A growing pool of studies shows that the benefits of intermittent fasting, which is a popular eating style in the health industry, go well beyond weight loss (that one has already achieved the status of an undeniable fact).
Intermittent fasting is an eating pattern in which you alternate between eating and fasting periods. Most of the time you will fast a certain number of hours (usually 16) and burn off all planned calories during a certain subsequent number of hours or choose one or more of two days per week to fast for 24 hours.
If this method is used wisely, you can experience accelerated fat loss and some amazing health benefits, all of which are detailed in the article below.
1. Fasting promotes sustained weight loss
This is the main reason people include a controlled pattern of fasting in their diet. Research shows that short-term fasting can increase your metabolism by 4 to 14%, allowing you to burn more calories every day.
In addition, it stimulates greater breakdown of body fat by promoting lower levels of insulin and higher levels of growth hormone and norepinephrine, which results in more fat being used to fuel the organism’s activities.
It should take a few weeks for your body to go into this increased fat burning mode. However, once it does, the intensity of your cravings for junk food and sugar will most likely decrease, helping you maintain a healthier diet. And since it causes far less muscle loss than continuous calorie reduction, it is the safest way to reduce body fat in athletes.
2. Fasting improves insulin sensitivity
Insulin resistance is a key contributor to diabetes, heart disease, and cancer, making it a major global health problem. That being said, intermittent fasting is an incredible tool for improving insulin and leptin sensitivity, which means that your cells are more effective at absorbing glucose from the blood.
Many scientific reports agree that intermittent fasting can help reduce blood sugar levels and glucose variability, while significantly increasing insulin sensitivity in people with diabetes or pre-diabetes. Some experts even believe that fasting is one of the most powerful natural insulin sensitizers known to man, and there is a good reason for it.
Insulin resistance is a condition in which the body makes insulin but cannot use it effectively, resulting in fat build-up in tissues that are not designed to store fat and unwanted glucose build-up in the blood.
When you fast, your body has no choice but to burn fat from its fat stores in order to get the fuel it needs for your cells to function normally. This leads to a significant reduction in the size of the lipid droplets in muscle and liver cells, making these cells more responsive to insulin.
3. Fasting will help you establish healthier eating habits
Ghrelin, the hunger hormone, is produced by the stomach, small intestine, pancreas, and brain. The most important tasks of ghrelin in the organism are to stimulate appetite, increase food intake and promote fat storage. Basically, this hormone tells our body when it is time to eat.
However, people with disturbed eating habits suffer from an unbalanced production of this vital hormone. If you overeat or overeat over a long period of time, you lose the ability to distinguish between being really hungry and eating habitually.
In this situation, fasting can be used to restore ghrelin function and help you limit your caloric intake, provided you plan your meals and their calorie count.
And if you only focus on eating when you are actually hungry, you are less likely to overeat and emotional eating is easier to avoid.

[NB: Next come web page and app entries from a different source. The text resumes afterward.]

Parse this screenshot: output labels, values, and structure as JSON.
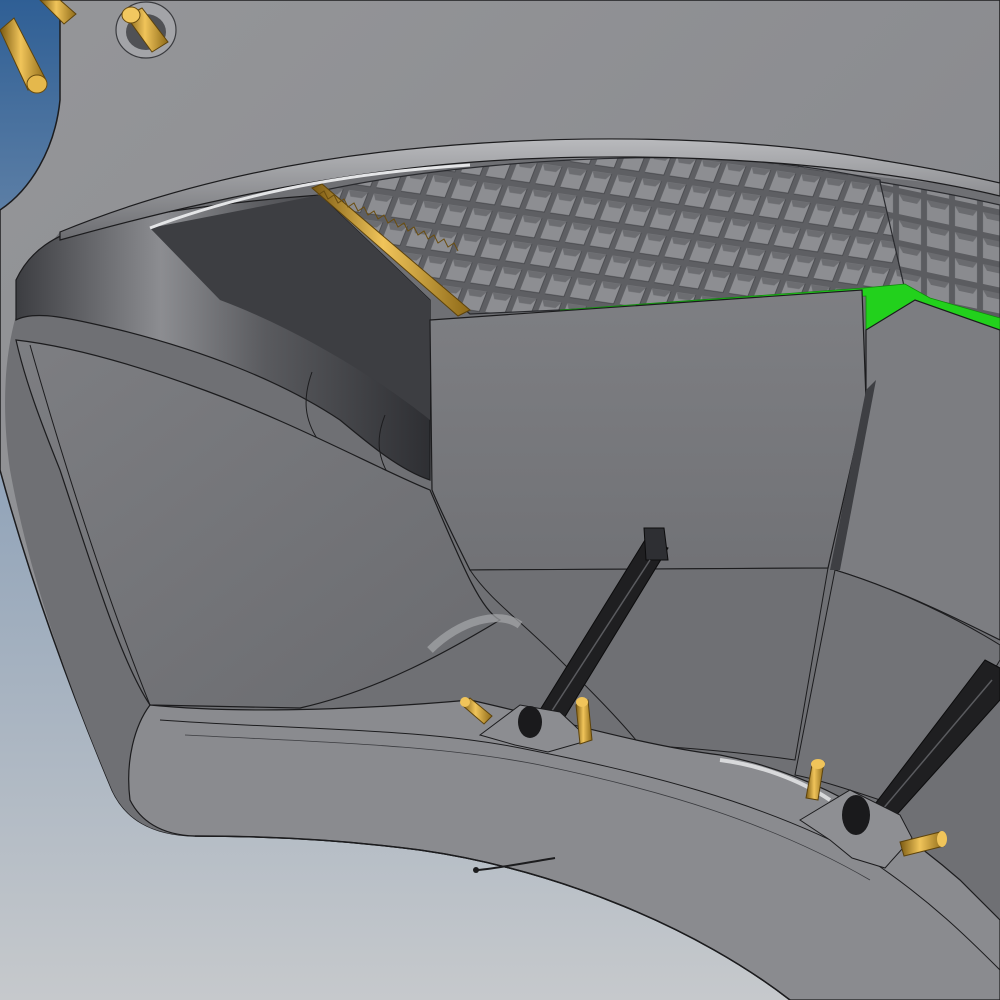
{
  "viewport": {
    "view": "3d-cad-model-render",
    "background_top": "#2f5f95",
    "background_bottom": "#c6c9cc"
  },
  "colors": {
    "casing": "#8e8f93",
    "casing_dark": "#55565a",
    "outline": "#1c1c1e",
    "grid": "#6a6b6f",
    "brass": "#c99a2e",
    "highlight_green": "#22d11c",
    "strut": "#1f1f21"
  },
  "parts": [
    "outer-casing",
    "inlet-duct",
    "honeycomb-grid-panel",
    "baffle-panel",
    "support-strut",
    "mounting-bracket",
    "brass-pin",
    "selected-face"
  ]
}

While restricting your calorie intake will make you hungrier, if you fast for 48 hours or more, your body will adapt to the changes and naturally lower ghrelin levels, resulting in decreased hunger.

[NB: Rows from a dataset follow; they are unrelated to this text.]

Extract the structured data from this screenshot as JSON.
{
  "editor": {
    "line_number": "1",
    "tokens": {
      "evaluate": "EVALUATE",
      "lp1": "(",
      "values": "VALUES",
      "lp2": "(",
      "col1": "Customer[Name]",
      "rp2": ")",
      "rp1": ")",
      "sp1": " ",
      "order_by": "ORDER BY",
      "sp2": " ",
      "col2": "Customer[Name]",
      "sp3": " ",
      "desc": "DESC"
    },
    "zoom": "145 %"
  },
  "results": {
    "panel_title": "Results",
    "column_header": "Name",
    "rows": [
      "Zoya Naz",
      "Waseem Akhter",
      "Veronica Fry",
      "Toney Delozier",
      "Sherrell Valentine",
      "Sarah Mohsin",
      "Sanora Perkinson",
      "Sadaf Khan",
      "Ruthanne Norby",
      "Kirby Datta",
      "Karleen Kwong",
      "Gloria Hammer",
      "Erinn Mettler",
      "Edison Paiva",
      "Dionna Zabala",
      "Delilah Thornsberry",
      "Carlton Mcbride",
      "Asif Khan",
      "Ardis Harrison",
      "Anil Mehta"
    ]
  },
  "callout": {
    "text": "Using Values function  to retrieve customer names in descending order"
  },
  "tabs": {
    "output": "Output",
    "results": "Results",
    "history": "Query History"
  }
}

Additionally, having ghrelin present in the body through fasting is an effective way to increase your growth hormone levels. To get the most out of this peak, exercise on an empty stomach just before the end of your fasting period.

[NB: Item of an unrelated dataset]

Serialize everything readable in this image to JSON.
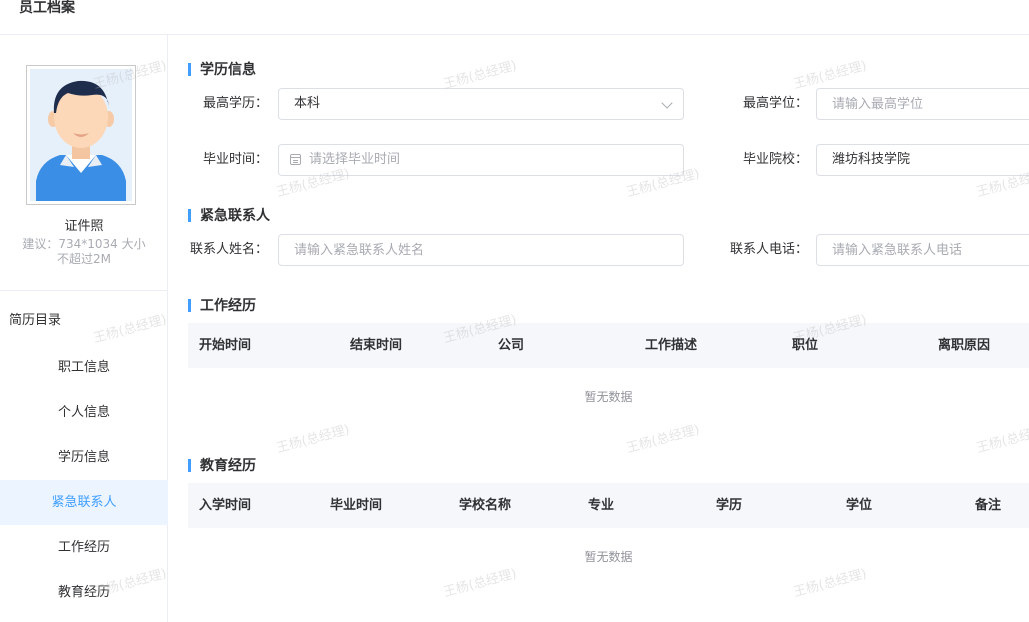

4. Fasting improves brain function
Studies have shown that fasting can optimize your brain health in more than one way.
First of all, it promotes an important cellular process called autophagy, or cell cleansing, which helps cells get rid of all of their waste, which is mostly made up of damaged molecules. In this way, your body detoxifies, repairs and regenerates itself, thus enabling optimal function of all tissues.
Second, fasting can increase levels of brain-derived neurotrophic factor (BDNF), one of the most important neurotrophins for stimulating and controlling neurogenesis, by up to 40%. BDNF is critical in preventing existing brain cell death, inducing the growth of new neurons and synapses, and improving cognitive function.
Increased BDNF signaling has also been shown to improve cardiovascular health and blood sugar regulation. In turn, low BDNF levels are linked to poor neural development, Alzheimer’s disease, neurotransmitter dysfunction, psychiatric disorders such as clinical depression and schizophrenia, and accelerated aging.
Note, however, that achieving elevated BDNF levels through long-term fasting will require constant effort.
5. Fasting reduces the risk of cardiovascular disease
By reducing the risk of diabetes or reversing a pre-diabetic condition, fasting also promotes heart health. However, regular fasting also improves the way your body metabolizes cholesterol, which leads to a decrease in bad cholesterol levels and an increase in good cholesterol levels in the body.
Several studies also show that the levels of triglycerides and glucose in the blood are significantly reduced during a fast. And, according to the results of a report presented recently at the American College of Cardiology conference in New Orleans, people who fast regularly report a 58% lower risk of coronary disease than people who never fast.